The lines of the records that include "icon" should all be copied.
[Start of section]
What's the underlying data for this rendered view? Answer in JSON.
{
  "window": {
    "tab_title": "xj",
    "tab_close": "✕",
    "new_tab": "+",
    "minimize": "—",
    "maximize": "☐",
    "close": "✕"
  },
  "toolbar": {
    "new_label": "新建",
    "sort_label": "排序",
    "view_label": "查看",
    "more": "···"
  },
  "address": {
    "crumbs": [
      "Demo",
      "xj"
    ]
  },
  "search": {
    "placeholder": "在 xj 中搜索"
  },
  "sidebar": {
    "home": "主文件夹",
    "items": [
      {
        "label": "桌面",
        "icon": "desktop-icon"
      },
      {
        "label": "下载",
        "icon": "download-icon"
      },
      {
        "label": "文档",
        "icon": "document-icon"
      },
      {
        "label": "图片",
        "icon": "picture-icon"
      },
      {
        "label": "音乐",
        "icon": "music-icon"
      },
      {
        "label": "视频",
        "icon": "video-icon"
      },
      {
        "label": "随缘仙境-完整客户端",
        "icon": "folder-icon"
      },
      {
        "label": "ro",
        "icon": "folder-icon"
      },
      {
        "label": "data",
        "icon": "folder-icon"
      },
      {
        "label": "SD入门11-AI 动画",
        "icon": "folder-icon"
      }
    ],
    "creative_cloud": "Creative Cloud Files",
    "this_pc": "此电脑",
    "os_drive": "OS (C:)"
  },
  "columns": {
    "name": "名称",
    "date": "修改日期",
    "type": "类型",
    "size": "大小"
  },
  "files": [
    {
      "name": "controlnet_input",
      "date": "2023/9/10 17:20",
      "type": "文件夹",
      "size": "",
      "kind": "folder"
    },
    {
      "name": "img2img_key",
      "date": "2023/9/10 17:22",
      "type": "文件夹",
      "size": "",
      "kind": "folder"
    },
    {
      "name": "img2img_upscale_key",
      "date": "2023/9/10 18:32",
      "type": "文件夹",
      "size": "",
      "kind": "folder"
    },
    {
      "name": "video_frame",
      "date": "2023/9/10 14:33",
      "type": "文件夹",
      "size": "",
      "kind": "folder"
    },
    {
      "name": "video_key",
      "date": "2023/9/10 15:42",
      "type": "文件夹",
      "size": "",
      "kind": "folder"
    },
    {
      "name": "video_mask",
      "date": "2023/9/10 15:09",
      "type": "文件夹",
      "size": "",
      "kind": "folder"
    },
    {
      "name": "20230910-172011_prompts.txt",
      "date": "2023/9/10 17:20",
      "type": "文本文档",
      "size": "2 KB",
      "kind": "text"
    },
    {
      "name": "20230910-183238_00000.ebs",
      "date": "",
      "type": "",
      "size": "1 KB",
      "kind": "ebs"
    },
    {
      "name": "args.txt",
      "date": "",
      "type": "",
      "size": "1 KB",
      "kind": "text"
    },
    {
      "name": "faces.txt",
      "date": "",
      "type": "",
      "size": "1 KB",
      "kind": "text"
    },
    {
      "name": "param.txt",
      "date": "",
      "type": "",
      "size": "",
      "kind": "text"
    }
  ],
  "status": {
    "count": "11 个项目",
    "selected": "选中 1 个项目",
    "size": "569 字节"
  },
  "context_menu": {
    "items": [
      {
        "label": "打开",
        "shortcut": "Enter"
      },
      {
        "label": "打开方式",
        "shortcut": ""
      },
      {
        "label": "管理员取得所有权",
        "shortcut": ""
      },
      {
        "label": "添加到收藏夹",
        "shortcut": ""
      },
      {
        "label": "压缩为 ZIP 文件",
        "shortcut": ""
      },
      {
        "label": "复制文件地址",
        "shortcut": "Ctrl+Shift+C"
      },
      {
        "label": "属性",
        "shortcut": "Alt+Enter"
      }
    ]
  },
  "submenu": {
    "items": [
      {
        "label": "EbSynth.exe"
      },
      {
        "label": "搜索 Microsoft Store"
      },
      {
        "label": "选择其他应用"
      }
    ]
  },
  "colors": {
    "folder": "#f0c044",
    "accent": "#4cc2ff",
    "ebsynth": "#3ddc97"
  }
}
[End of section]
-- Written answer --
        "icon": "desktop-icon"
        "icon": "download-icon"
        "icon": "document-icon"
        "icon": "picture-icon"
        "icon": "music-icon"
        "icon": "video-icon"
        "icon": "folder-icon"
        "icon": "folder-icon"
        "icon": "folder-icon"
        "icon": "folder-icon"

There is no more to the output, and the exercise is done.